Just as the monuments embodied a lost cause, their toppling and removal has given us a renewed hope that Richmond can realize its long, untapped potential stunted by its embrace of a racist past. Their removal represents our public disavowal of what they stand for and how they’ve come to define us. Getting there will not be easy.

Pulitzer Prize-winning Richmond Times-Dispatch columnist Michael Paul Williams
on the subject of dismantling the legacy behind Richmond’s Confederate symbols. Williams was a featured lecturer of the Wilder School Lunch and Learn series last year.

We have to reach for the kind of society where people can flourish and belong and that depends on us...We can still make a difference and we have to make a difference. We won’t get where we had, we’ll get something much, much, better, or much, much worse.

Constitutional scholar john powell on the importance of addressing the continuing stains of separate but equal. powell is co-editor of the recently published special journal edition, “Plessy v. Ferguson and the Legacy of ‘Separate but Equal’ After 125 Years.“

Racial challenges are ingrained in our collective psyche, introduced in childhood and reinforced by longstanding patterns and behavior that are normalized and embedded in the landscape with the goal of maintaining white privilege. If we are not careful, we begin to see the environment, the way we live, work and research as normal. We are so accustomed to inequity.

Scholar June Manning Thomas, Ph.D., professor emerita at the University of Michigan in her Wilder School Doctoral Lecture Series “Racial Challenges for Ethics, Urban Professionals.”

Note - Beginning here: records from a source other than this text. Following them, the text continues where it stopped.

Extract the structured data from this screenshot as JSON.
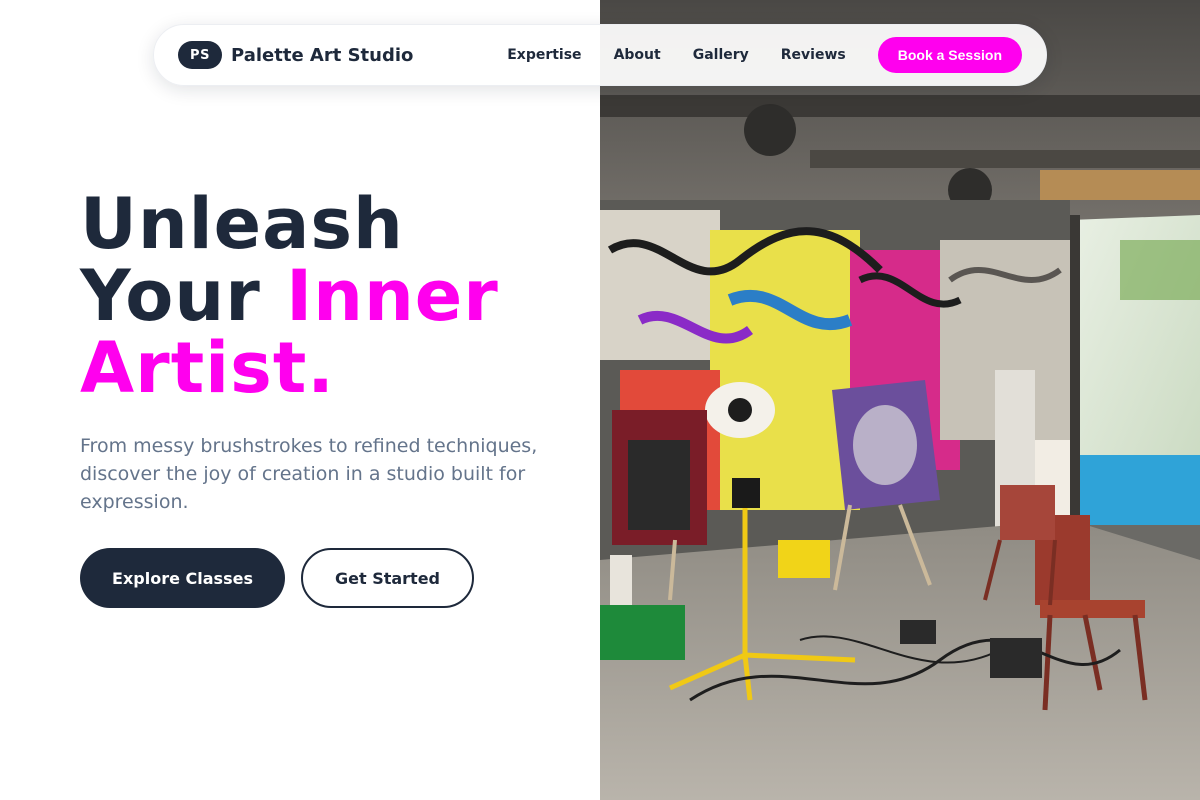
{
  "brand": {
    "logo_initials": "PS",
    "name": "Palette Art Studio"
  },
  "nav": {
    "links": [
      "Expertise",
      "About",
      "Gallery",
      "Reviews"
    ],
    "cta_label": "Book a Session"
  },
  "hero": {
    "title_line1": "Unleash",
    "title_line2_plain": "Your ",
    "title_line2_accent": "Inner",
    "title_line3_accent": "Artist.",
    "description": "From messy brushstrokes to refined techniques, discover the joy of creation in a studio built for expression.",
    "primary_button": "Explore Classes",
    "secondary_button": "Get Started"
  },
  "colors": {
    "accent": "#ff00ee",
    "dark": "#1e293b",
    "muted": "#64748b"
  },
  "image": {
    "subject": "graffiti-covered art studio with easels, canvases, chairs and work lights"
  }
}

All organizations, all institutions, governmental or otherwise, have a legacy and a historical record. I think the first place for ALL of us to start is to really take the time to understand, what is the history of our own organizations? What are the racist policies that were part of our organization’s history and what do we see as the vestiges of those policies in terms of our policies today and the long-term implications of those policies? That historical context is huge.

Dean Susan T. Gooden on “Leading and Managing Anti-Racist Organizations” at the Dean’s Forum on Race & Public Policy hosted by the Evans School of Public Policy and Governance at the University of Washington in March.

Equitable access to transportation is critical. Public transportation has to be available for people who need food, medicine and to get to their jobs. The commonwealth is committed to continuing to focus on making sure our transportation network is accessible to all Virginians.

Virginia’s Assistant Secretary of Transportation Amy Wight, speaking at the June Wilder School Lunch and Learn on the topic “On the Move: Vacations, Work, School — The Role of Transportation in a Post-COVID Virginia."

Fall 2021 / In this issue